__Exercise goal__:
Every entry must reappear in your answer exactly as written, though its pictures must not.

__Materials provided__:
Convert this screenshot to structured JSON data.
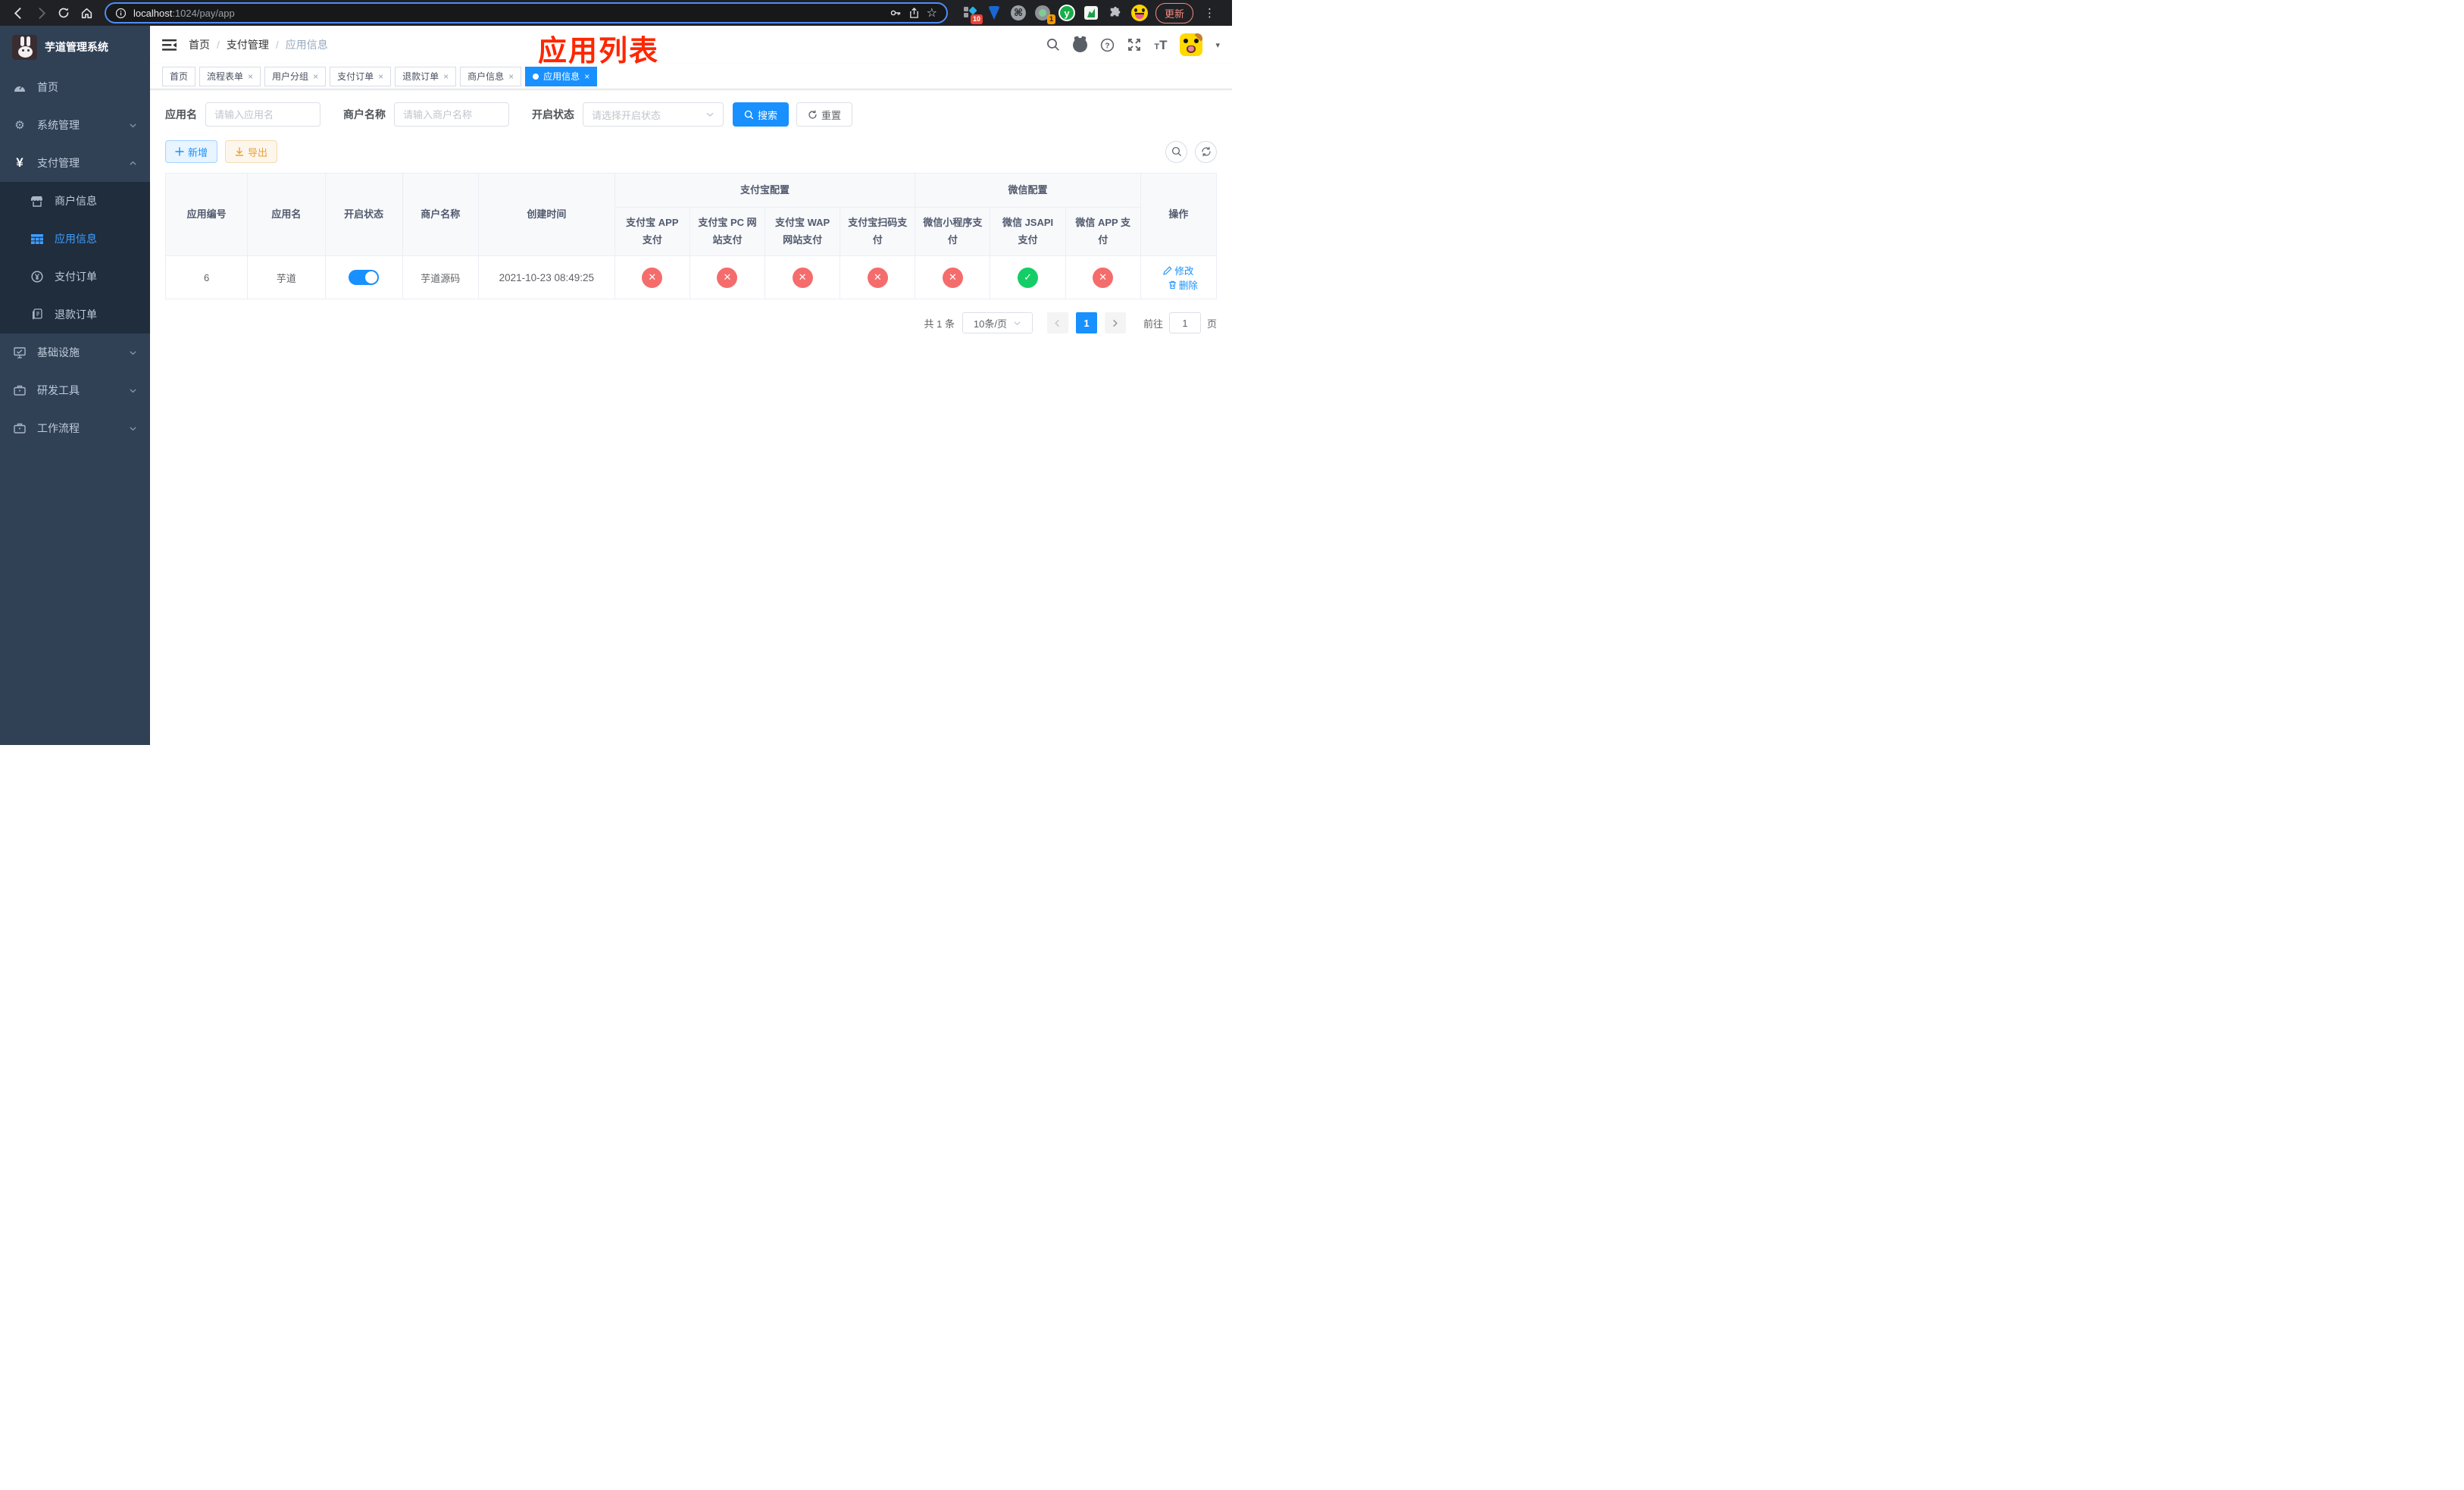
{
  "browser": {
    "url_host": "localhost",
    "url_path": ":1024/pay/app",
    "update_label": "更新",
    "ext_badge_tiles": "10",
    "ext_badge_camera": "1",
    "ext_y_letter": "y",
    "command_glyph": "⌘",
    "star_glyph": "☆",
    "dots_glyph": "⋮"
  },
  "sidebar": {
    "title": "芋道管理系统",
    "items": [
      {
        "label": "首页"
      },
      {
        "label": "系统管理"
      },
      {
        "label": "支付管理"
      },
      {
        "label": "基础设施"
      },
      {
        "label": "研发工具"
      },
      {
        "label": "工作流程"
      }
    ],
    "payment_children": [
      {
        "label": "商户信息"
      },
      {
        "label": "应用信息"
      },
      {
        "label": "支付订单"
      },
      {
        "label": "退款订单"
      }
    ],
    "yen_glyph": "¥",
    "gear_glyph": "⚙"
  },
  "header": {
    "breadcrumb": [
      "首页",
      "支付管理",
      "应用信息"
    ],
    "fontsize_small": "T",
    "fontsize_big": "T",
    "caret_glyph": "▾"
  },
  "annotation": "应用列表",
  "tags": [
    {
      "label": "首页"
    },
    {
      "label": "流程表单"
    },
    {
      "label": "用户分组"
    },
    {
      "label": "支付订单"
    },
    {
      "label": "退款订单"
    },
    {
      "label": "商户信息"
    },
    {
      "label": "应用信息"
    }
  ],
  "filters": {
    "app_name_label": "应用名",
    "app_name_placeholder": "请输入应用名",
    "merchant_label": "商户名称",
    "merchant_placeholder": "请输入商户名称",
    "status_label": "开启状态",
    "status_placeholder": "请选择开启状态",
    "search_label": "搜索",
    "reset_label": "重置"
  },
  "toolbar": {
    "add_label": "新增",
    "export_label": "导出"
  },
  "table": {
    "col_id": "应用编号",
    "col_name": "应用名",
    "col_status": "开启状态",
    "col_merchant": "商户名称",
    "col_created": "创建时间",
    "group_alipay": "支付宝配置",
    "group_wechat": "微信配置",
    "alipay_cols": [
      "支付宝 APP 支付",
      "支付宝 PC 网站支付",
      "支付宝 WAP 网站支付",
      "支付宝扫码支付"
    ],
    "wechat_cols": [
      "微信小程序支付",
      "微信 JSAPI 支付",
      "微信 APP 支付"
    ],
    "col_op": "操作",
    "row": {
      "id": "6",
      "name": "芋道",
      "enabled": true,
      "merchant": "芋道源码",
      "created": "2021-10-23 08:49:25",
      "pay_status": [
        false,
        false,
        false,
        false,
        false,
        true,
        false
      ],
      "edit_label": "修改",
      "delete_label": "删除"
    }
  },
  "pagination": {
    "total": "共 1 条",
    "page_size": "10条/页",
    "current": "1",
    "goto_label": "前往",
    "goto_value": "1",
    "unit": "页"
  }
}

__Exercise response__:
Convert this screenshot to structured JSON data.
{
  "browser": {
    "url_host": "localhost",
    "url_path": ":1024/pay/app",
    "update_label": "更新",
    "ext_badge_tiles": "10",
    "ext_badge_camera": "1",
    "ext_y_letter": "y",
    "command_glyph": "⌘",
    "star_glyph": "☆",
    "dots_glyph": "⋮"
  },
  "sidebar": {
    "title": "芋道管理系统",
    "items": [
      {
        "label": "首页"
      },
      {
        "label": "系统管理"
      },
      {
        "label": "支付管理"
      },
      {
        "label": "基础设施"
      },
      {
        "label": "研发工具"
      },
      {
        "label": "工作流程"
      }
    ],
    "payment_children": [
      {
        "label": "商户信息"
      },
      {
        "label": "应用信息"
      },
      {
        "label": "支付订单"
      },
      {
        "label": "退款订单"
      }
    ],
    "yen_glyph": "¥",
    "gear_glyph": "⚙"
  },
  "header": {
    "breadcrumb": [
      "首页",
      "支付管理",
      "应用信息"
    ],
    "fontsize_small": "T",
    "fontsize_big": "T",
    "caret_glyph": "▾"
  },
  "annotation": "应用列表",
  "tags": [
    {
      "label": "首页"
    },
    {
      "label": "流程表单"
    },
    {
      "label": "用户分组"
    },
    {
      "label": "支付订单"
    },
    {
      "label": "退款订单"
    },
    {
      "label": "商户信息"
    },
    {
      "label": "应用信息"
    }
  ],
  "filters": {
    "app_name_label": "应用名",
    "app_name_placeholder": "请输入应用名",
    "merchant_label": "商户名称",
    "merchant_placeholder": "请输入商户名称",
    "status_label": "开启状态",
    "status_placeholder": "请选择开启状态",
    "search_label": "搜索",
    "reset_label": "重置"
  },
  "toolbar": {
    "add_label": "新增",
    "export_label": "导出"
  },
  "table": {
    "col_id": "应用编号",
    "col_name": "应用名",
    "col_status": "开启状态",
    "col_merchant": "商户名称",
    "col_created": "创建时间",
    "group_alipay": "支付宝配置",
    "group_wechat": "微信配置",
    "alipay_cols": [
      "支付宝 APP 支付",
      "支付宝 PC 网站支付",
      "支付宝 WAP 网站支付",
      "支付宝扫码支付"
    ],
    "wechat_cols": [
      "微信小程序支付",
      "微信 JSAPI 支付",
      "微信 APP 支付"
    ],
    "col_op": "操作",
    "row": {
      "id": "6",
      "name": "芋道",
      "enabled": true,
      "merchant": "芋道源码",
      "created": "2021-10-23 08:49:25",
      "pay_status": [
        false,
        false,
        false,
        false,
        false,
        true,
        false
      ],
      "edit_label": "修改",
      "delete_label": "删除"
    }
  },
  "pagination": {
    "total": "共 1 条",
    "page_size": "10条/页",
    "current": "1",
    "goto_label": "前往",
    "goto_value": "1",
    "unit": "页"
  }
}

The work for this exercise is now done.